Source data ::
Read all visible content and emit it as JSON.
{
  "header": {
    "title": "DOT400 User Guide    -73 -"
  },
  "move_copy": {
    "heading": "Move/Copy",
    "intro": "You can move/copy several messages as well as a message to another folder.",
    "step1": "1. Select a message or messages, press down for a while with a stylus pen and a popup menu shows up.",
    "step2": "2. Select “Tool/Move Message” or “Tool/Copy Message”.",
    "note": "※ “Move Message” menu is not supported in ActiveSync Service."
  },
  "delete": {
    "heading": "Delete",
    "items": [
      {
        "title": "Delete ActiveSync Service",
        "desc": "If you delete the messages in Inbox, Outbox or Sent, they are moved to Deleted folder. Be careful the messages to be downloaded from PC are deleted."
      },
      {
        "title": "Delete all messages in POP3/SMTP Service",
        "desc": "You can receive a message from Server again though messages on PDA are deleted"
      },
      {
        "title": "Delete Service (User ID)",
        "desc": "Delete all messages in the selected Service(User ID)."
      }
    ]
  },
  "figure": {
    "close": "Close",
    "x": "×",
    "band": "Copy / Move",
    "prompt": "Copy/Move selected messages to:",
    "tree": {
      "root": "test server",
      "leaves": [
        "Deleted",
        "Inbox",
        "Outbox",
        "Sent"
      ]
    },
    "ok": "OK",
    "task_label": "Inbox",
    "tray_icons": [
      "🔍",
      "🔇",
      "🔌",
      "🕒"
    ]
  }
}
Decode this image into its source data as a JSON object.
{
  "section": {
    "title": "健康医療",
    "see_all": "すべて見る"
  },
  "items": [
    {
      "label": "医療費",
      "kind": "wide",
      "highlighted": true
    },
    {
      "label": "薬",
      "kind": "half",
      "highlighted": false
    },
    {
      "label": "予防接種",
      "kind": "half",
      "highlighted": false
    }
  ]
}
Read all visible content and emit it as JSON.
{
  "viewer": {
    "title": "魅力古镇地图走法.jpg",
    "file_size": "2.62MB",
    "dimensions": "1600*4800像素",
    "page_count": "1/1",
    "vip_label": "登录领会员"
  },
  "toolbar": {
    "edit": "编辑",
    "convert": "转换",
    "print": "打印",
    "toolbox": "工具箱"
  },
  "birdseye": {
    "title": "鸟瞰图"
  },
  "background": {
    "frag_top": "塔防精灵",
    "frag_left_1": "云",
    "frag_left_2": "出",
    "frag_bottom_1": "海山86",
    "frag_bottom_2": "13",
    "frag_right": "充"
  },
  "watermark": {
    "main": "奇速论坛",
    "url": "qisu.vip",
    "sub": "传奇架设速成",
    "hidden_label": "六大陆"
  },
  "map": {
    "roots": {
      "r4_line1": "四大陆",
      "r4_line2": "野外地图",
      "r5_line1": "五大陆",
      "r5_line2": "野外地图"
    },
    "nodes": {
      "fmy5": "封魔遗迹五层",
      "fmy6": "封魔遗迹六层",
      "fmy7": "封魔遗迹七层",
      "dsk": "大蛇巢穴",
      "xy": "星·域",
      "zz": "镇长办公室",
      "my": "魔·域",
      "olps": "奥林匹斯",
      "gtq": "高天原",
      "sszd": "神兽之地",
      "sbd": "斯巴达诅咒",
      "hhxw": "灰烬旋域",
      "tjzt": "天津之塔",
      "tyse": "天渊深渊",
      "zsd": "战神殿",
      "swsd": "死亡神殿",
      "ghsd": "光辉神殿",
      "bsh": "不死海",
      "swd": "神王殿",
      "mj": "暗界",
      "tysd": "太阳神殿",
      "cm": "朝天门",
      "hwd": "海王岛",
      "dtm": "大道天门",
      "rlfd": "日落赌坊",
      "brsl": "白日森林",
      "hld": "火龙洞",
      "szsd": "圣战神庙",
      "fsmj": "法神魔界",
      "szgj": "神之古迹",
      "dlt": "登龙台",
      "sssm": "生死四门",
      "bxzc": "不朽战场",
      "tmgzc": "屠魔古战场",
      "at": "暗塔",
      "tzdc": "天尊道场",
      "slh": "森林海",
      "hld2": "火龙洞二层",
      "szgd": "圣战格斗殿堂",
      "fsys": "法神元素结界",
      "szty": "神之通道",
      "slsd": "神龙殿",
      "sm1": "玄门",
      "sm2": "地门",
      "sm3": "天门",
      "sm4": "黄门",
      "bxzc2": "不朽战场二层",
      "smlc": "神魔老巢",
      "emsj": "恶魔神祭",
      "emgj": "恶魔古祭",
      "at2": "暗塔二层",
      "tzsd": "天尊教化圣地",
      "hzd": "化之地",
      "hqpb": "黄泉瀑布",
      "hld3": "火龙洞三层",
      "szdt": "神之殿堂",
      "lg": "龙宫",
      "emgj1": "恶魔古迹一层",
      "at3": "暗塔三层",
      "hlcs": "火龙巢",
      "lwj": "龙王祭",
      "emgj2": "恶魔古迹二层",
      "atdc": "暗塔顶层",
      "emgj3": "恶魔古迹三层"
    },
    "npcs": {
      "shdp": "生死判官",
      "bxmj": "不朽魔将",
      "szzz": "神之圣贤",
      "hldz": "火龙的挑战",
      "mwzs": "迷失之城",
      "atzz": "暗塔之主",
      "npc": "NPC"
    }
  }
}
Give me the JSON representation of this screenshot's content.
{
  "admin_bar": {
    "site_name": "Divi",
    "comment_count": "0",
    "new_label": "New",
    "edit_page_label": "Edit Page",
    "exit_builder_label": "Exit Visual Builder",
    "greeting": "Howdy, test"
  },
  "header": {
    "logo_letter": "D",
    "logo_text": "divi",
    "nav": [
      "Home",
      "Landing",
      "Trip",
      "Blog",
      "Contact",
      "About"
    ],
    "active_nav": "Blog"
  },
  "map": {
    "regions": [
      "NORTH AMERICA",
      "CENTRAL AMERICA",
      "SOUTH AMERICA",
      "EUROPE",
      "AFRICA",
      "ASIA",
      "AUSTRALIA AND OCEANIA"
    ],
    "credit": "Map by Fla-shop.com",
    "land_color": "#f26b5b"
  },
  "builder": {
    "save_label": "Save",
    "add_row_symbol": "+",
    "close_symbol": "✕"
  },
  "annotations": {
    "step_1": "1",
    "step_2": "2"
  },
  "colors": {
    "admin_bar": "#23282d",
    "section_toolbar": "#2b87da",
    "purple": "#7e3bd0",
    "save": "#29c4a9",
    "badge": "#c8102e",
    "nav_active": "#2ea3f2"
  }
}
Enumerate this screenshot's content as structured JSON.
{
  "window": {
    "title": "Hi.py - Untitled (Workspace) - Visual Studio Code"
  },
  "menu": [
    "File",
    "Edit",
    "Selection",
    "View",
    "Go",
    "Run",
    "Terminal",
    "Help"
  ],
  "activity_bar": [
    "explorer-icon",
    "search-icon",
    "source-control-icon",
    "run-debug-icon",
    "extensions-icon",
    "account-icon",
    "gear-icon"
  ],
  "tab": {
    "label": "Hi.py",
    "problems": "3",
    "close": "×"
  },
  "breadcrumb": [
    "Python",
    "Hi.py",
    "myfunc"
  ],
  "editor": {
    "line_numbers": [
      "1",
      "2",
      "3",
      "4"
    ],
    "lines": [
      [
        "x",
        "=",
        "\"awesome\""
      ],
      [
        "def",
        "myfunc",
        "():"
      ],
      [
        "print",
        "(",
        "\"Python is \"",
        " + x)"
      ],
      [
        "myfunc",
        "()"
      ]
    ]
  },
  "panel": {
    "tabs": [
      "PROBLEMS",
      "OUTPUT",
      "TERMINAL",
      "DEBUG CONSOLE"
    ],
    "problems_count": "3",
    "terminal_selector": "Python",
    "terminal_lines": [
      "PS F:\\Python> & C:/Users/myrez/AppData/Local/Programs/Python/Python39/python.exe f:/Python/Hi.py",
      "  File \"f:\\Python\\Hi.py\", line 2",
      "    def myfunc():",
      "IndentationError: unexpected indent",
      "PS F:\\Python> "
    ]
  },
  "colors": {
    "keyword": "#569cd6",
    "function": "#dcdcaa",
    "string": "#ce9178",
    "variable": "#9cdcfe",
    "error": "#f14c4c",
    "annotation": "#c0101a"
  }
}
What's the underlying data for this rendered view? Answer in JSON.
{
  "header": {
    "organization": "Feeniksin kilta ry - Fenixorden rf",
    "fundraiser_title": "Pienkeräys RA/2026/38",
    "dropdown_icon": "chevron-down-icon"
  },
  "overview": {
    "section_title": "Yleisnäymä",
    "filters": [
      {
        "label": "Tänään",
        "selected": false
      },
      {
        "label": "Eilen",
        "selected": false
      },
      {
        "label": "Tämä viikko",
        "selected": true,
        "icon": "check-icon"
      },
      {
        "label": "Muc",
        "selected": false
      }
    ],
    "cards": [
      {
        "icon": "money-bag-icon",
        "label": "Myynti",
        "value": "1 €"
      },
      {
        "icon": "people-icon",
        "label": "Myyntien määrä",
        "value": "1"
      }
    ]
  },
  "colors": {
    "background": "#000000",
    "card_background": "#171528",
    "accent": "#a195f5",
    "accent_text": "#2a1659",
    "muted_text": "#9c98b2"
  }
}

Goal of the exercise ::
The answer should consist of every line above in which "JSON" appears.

Solution to this problem ::
Read all visible content and emit it as JSON.
Decode this image into its source data as a JSON object.
Read all visible content and emit it as JSON.
Give me the JSON representation of this screenshot's content.
Enumerate this screenshot's content as structured JSON.
What's the underlying data for this rendered view? Answer in JSON.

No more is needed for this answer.